Following the arrest of someone exhibiting signs of mental illness, that person would be stabilized at a hospital and a determination made whether they should receive outpatient services or placement in a residential treatment setting. If the latter is found, the department would petition the court for placement.
“If the person is indigent, the court would order the Department of Health to provide residential care. If the person has violent and criminal history, they would be considered for off-island placement because we do not have a forensic facility at this time,” according to the statement.
That means that if, for example, Springette refuses to leave St. Thomas — which he’s called home his entire life — he would be kept in jail because the Health Department has refused court orders to create a forensic facility for mental health treatment.
For those who are deemed eligible for outpatient treatment, Wallace-Berube said the Human Services Department and Health Department should be contacted to address the issues of homelessness, medication management and therapy, and other social service needs.
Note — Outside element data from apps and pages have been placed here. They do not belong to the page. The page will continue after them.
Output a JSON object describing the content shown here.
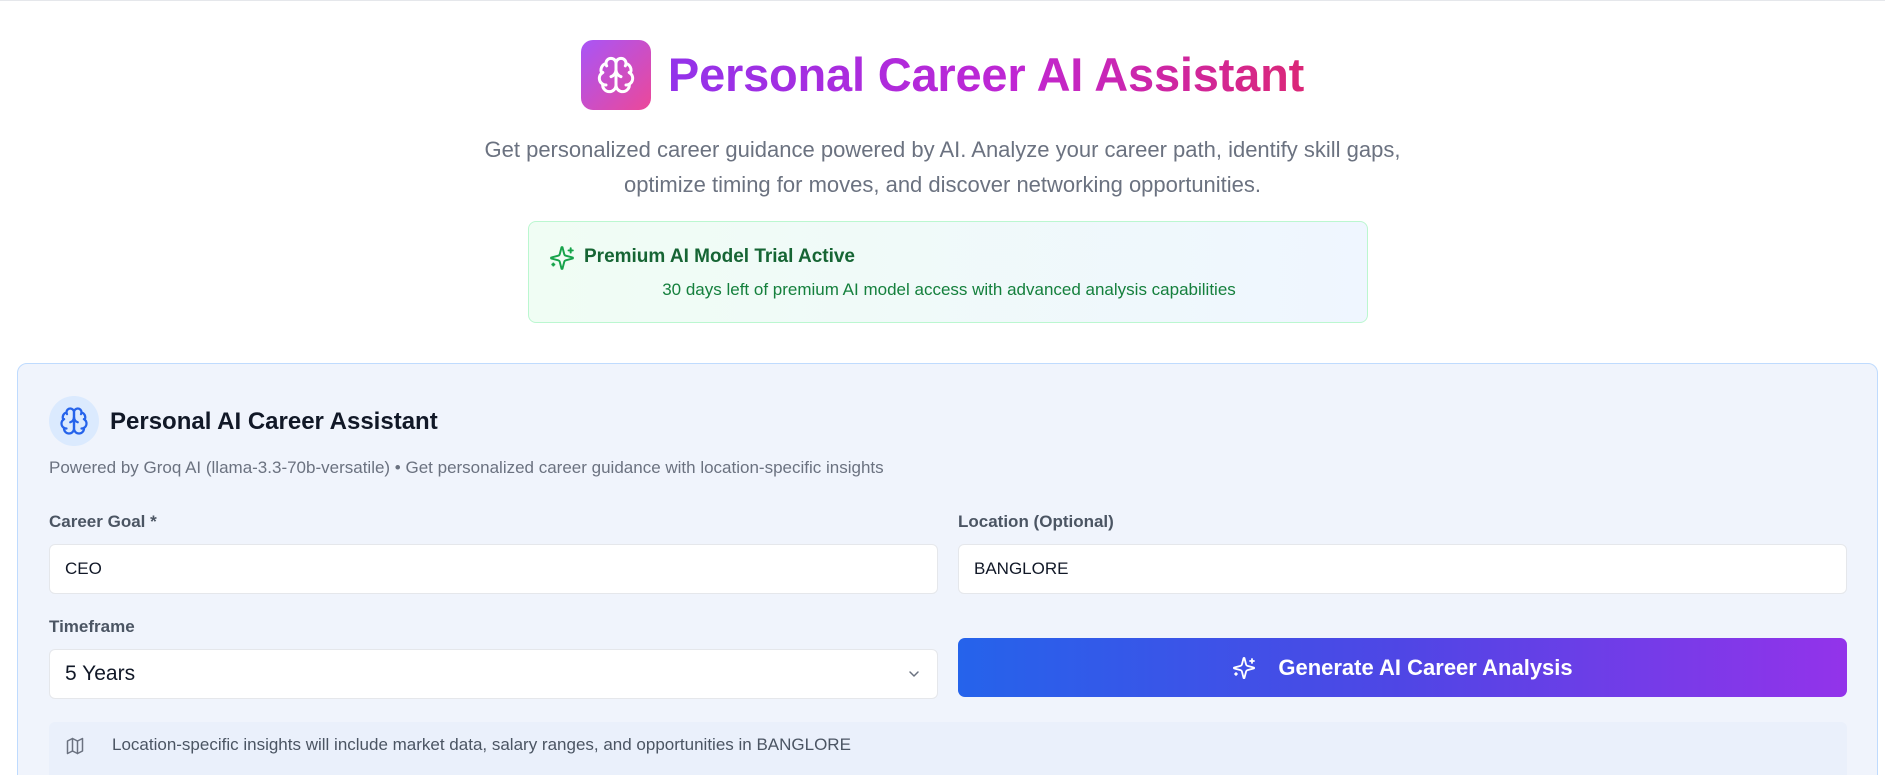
{
  "header": {
    "title": "Personal Career AI Assistant",
    "logo_icon": "brain-icon",
    "subtitle_line1": "Get personalized career guidance powered by AI. Analyze your career path, identify skill gaps,",
    "subtitle_line2": "optimize timing for moves, and discover networking opportunities."
  },
  "trial_banner": {
    "icon": "sparkles-icon",
    "title": "Premium AI Model Trial Active",
    "text": "30 days left of premium AI model access with advanced analysis capabilities"
  },
  "assistant_card": {
    "icon": "brain-icon",
    "title": "Personal AI Career Assistant",
    "description": "Powered by Groq AI (llama-3.3-70b-versatile) • Get personalized career guidance with location-specific insights",
    "career_goal": {
      "label": "Career Goal *",
      "value": "CEO"
    },
    "location": {
      "label": "Location (Optional)",
      "value": "BANGLORE"
    },
    "timeframe": {
      "label": "Timeframe",
      "value": "5 Years",
      "icon": "chevron-down-icon"
    },
    "generate_button": {
      "label": "Generate AI Career Analysis",
      "icon": "sparkles-icon"
    },
    "location_note": {
      "icon": "map-icon",
      "text": "Location-specific insights will include market data, salary ranges, and opportunities in BANGLORE"
    }
  },
  "colors": {
    "title_gradient_start": "#9333ea",
    "title_gradient_end": "#db2777",
    "trial_green": "#166534",
    "button_gradient_start": "#2563eb",
    "button_gradient_end": "#9333ea",
    "card_border": "#bfdbfe"
  }
}
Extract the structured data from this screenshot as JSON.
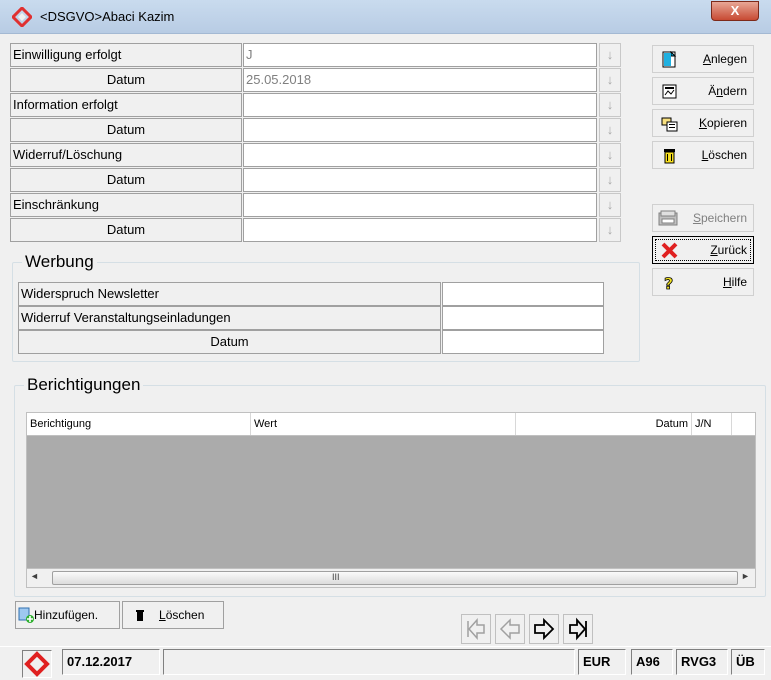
{
  "window": {
    "title": "<DSGVO>Abaci Kazim",
    "close_label": "X"
  },
  "form": {
    "rows": [
      {
        "label": "Einwilligung erfolgt",
        "value": "J",
        "centered": false
      },
      {
        "label": "Datum",
        "value": "25.05.2018",
        "centered": true
      },
      {
        "label": "Information erfolgt",
        "value": "",
        "centered": false
      },
      {
        "label": "Datum",
        "value": "",
        "centered": true
      },
      {
        "label": "Widerruf/Löschung",
        "value": "",
        "centered": false
      },
      {
        "label": "Datum",
        "value": "",
        "centered": true
      },
      {
        "label": "Einschränkung",
        "value": "",
        "centered": false
      },
      {
        "label": "Datum",
        "value": "",
        "centered": true
      }
    ],
    "dropdown_glyph": "↓"
  },
  "buttons": {
    "anlegen": "Anlegen",
    "aendern": "Ändern",
    "kopieren": "Kopieren",
    "loeschen": "Löschen",
    "speichern": "Speichern",
    "zurueck": "Zurück",
    "hilfe": "Hilfe"
  },
  "werbung": {
    "title": "Werbung",
    "rows": [
      {
        "label": "Widerspruch Newsletter",
        "value": ""
      },
      {
        "label": "Widerruf Veranstaltungseinladungen",
        "value": ""
      },
      {
        "label": "Datum",
        "value": ""
      }
    ]
  },
  "berichtigungen": {
    "title": "Berichtigungen",
    "columns": [
      "Berichtigung",
      "Wert",
      "Datum",
      "J/N"
    ],
    "scroll_grip": "III"
  },
  "bottom": {
    "add_label": "Hinzufügen.",
    "delete_label": "Löschen"
  },
  "status": {
    "date": "07.12.2017",
    "info": "",
    "currency": "EUR",
    "code1": "A96",
    "code2": "RVG3",
    "code3": "ÜB"
  }
}
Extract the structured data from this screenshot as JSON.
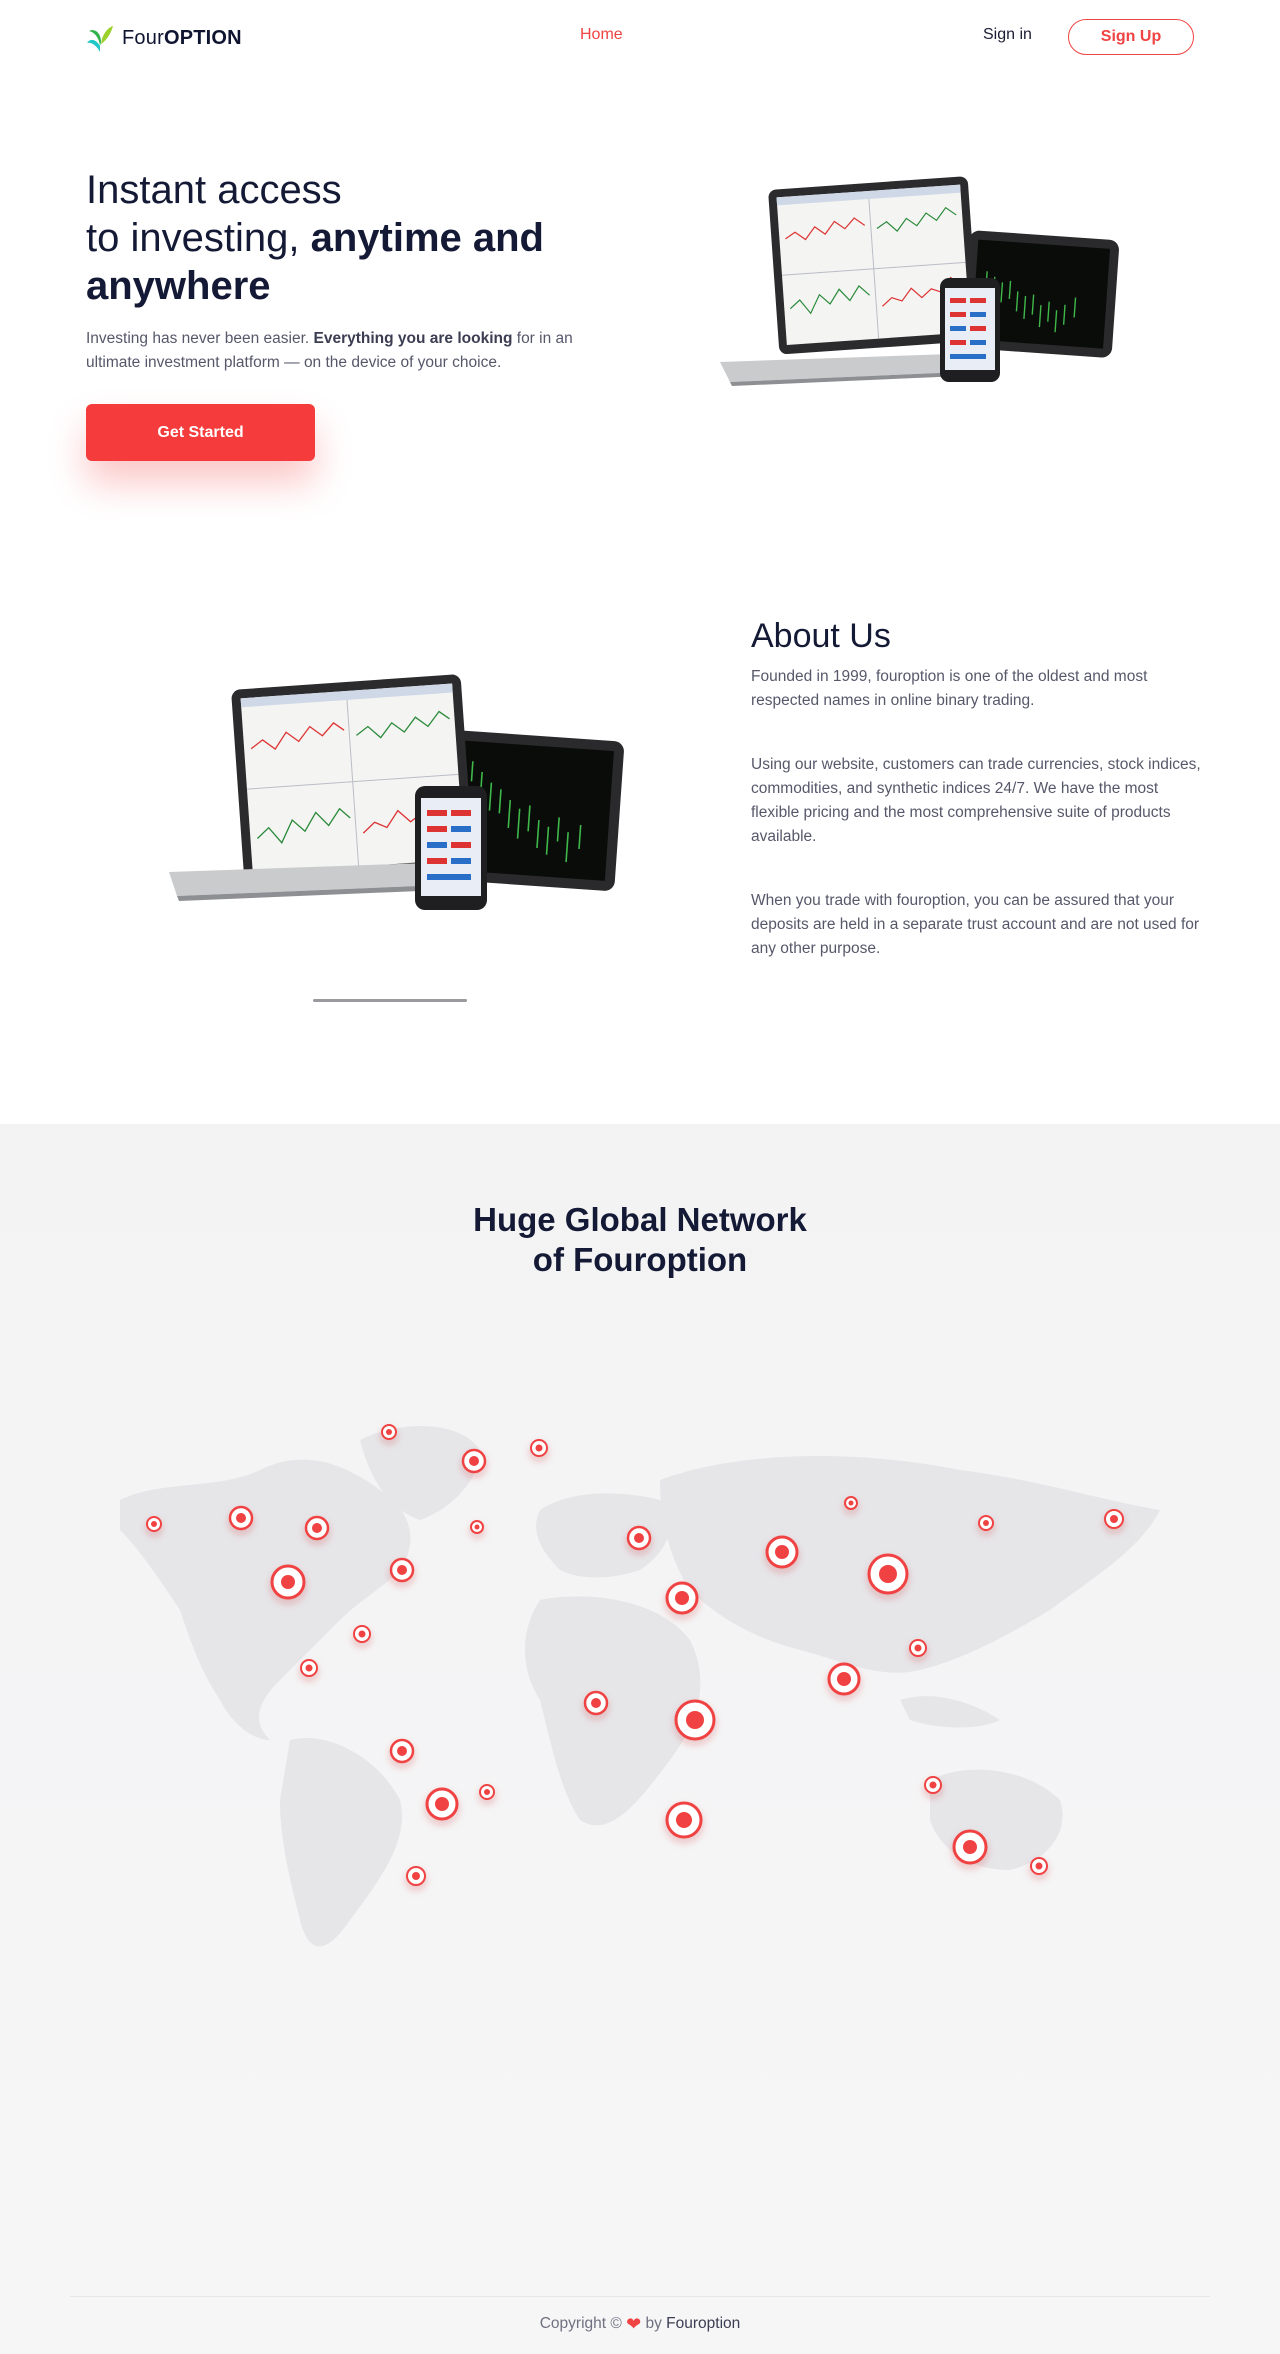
{
  "nav": {
    "brand_light": "Four",
    "brand_bold": "OPTION",
    "home": "Home",
    "signin": "Sign in",
    "signup": "Sign Up"
  },
  "hero": {
    "title_line1": "Instant access",
    "title_line2_light": "to investing, ",
    "title_line2_bold": "anytime and",
    "title_line3": "anywhere",
    "desc_start": "Investing has never been easier. ",
    "desc_bold": "Everything you are looking",
    "desc_end": " for in an ultimate investment platform — on the device of your choice.",
    "cta": "Get Started"
  },
  "about": {
    "title": "About Us",
    "p1": "Founded in 1999, fouroption is one of the oldest and most respected names in online binary trading.",
    "p2": "Using our website, customers can trade currencies, stock indices, commodities, and synthetic indices 24/7. We have the most flexible pricing and the most comprehensive suite of products available.",
    "p3": "When you trade with fouroption, you can be assured that your deposits are held in a separate trust account and are not used for any other purpose."
  },
  "network": {
    "title_line1": "Huge Global Network",
    "title_line2": "of Fouroption"
  },
  "footer": {
    "copyright": "Copyright © ",
    "by": " by ",
    "brand": "Fouroption"
  },
  "icons": {
    "logo": "leaf-logo-icon",
    "heart": "heart-icon",
    "map_marker": "location-marker-icon"
  },
  "colors": {
    "accent": "#f04343",
    "button": "#f53b3b",
    "heading": "#141a35",
    "body_text": "#56586a",
    "section_bg": "#f3f3f4"
  }
}
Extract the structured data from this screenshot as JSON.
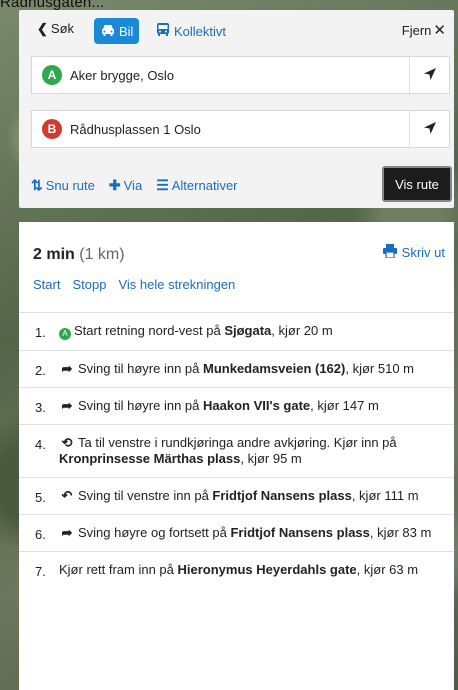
{
  "map_caption": "Rådhusgaten...",
  "mode_bar": {
    "back_label": "Søk",
    "car_label": "Bil",
    "transit_label": "Kollektivt",
    "remove_label": "Fjern"
  },
  "from": {
    "marker": "A",
    "value": "Aker brygge, Oslo"
  },
  "to": {
    "marker": "B",
    "value": "Rådhusplassen 1 Oslo"
  },
  "actions": {
    "swap_label": "Snu rute",
    "via_label": "Via",
    "alternatives_label": "Alternativer",
    "show_route_label": "Vis rute"
  },
  "summary": {
    "time": "2 min",
    "distance": "(1 km)",
    "print_label": "Skriv ut"
  },
  "links": {
    "start": "Start",
    "stop": "Stopp",
    "whole_route": "Vis hele strekningen"
  },
  "steps": [
    {
      "num": "1.",
      "icon": "start-icon",
      "pre": "Start retning nord-vest på ",
      "bold": "Sjøgata",
      "post": ", kjør 20 m",
      "pre2": "",
      "bold2": "",
      "post2": ""
    },
    {
      "num": "2.",
      "icon": "turn-right-icon",
      "pre": "Sving til høyre inn på ",
      "bold": "Munkedamsveien (162)",
      "post": ", kjør 510 m",
      "pre2": "",
      "bold2": "",
      "post2": ""
    },
    {
      "num": "3.",
      "icon": "turn-right-icon",
      "pre": "Sving til høyre inn på ",
      "bold": "Haakon VII's gate",
      "post": ", kjør 147 m",
      "pre2": "",
      "bold2": "",
      "post2": ""
    },
    {
      "num": "4.",
      "icon": "roundabout-icon",
      "pre": "Ta til venstre i rundkjøringa andre avkjøring. Kjør inn på ",
      "bold": "Kronprinsesse Märthas plass",
      "post": ", kjør 95 m",
      "pre2": "",
      "bold2": "",
      "post2": ""
    },
    {
      "num": "5.",
      "icon": "turn-left-icon",
      "pre": "Sving til venstre inn på ",
      "bold": "Fridtjof Nansens plass",
      "post": ", kjør 111 m",
      "pre2": "",
      "bold2": "",
      "post2": ""
    },
    {
      "num": "6.",
      "icon": "turn-right-icon",
      "pre": "Sving høyre og fortsett på ",
      "bold": "Fridtjof Nansens plass",
      "post": ", kjør 83 m",
      "pre2": "",
      "bold2": "",
      "post2": ""
    },
    {
      "num": "7.",
      "icon": "straight-icon",
      "pre": "Kjør rett fram inn på ",
      "bold": "Hieronymus Heyerdahls gate",
      "post": ", kjør 63 m",
      "pre2": "",
      "bold2": "",
      "post2": ""
    }
  ],
  "colors": {
    "accent": "#1a8ad6",
    "link": "#1a6dc2",
    "marker_a": "#2ea84a",
    "marker_b": "#d33a2f"
  }
}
If they’re returned to the Bureau of Corrections prior to release, “he should be evaluated to determine the correct course of action, as outlined previously, regarding outpatient or residential treatment,” and they would be eligible for department-funded services through Catholic Charities Bethlehem Shelter and the East End Medical Center, according to the statement.
“All services provided by the Department of Health and/or its contractors are dependent on the person being stabilized, since the Department of Health does not provide acute care. The person would also have to be compliant with and willing to receive outpatient care,” Wallace-Berube said in the statement.
The Daily News contacted the Health Department for additional comment regarding detention options available to individuals like Springette, and spokeswoman Nykole Tyson said a response would be forthcoming.
V.I. Human Services Commissioner Felecia Blyden repeatedly has refused to address the issue or respond to questions about the department’s role in cases involving mentally ill and drug addicted detainees.
A spokeswoman for the department initially said she would respond to questions about the matter by April 18, but she later retracted that statement and has not provided any information about what the department is doing to ensure that individuals like Springette receive treatment and the community is kept safe.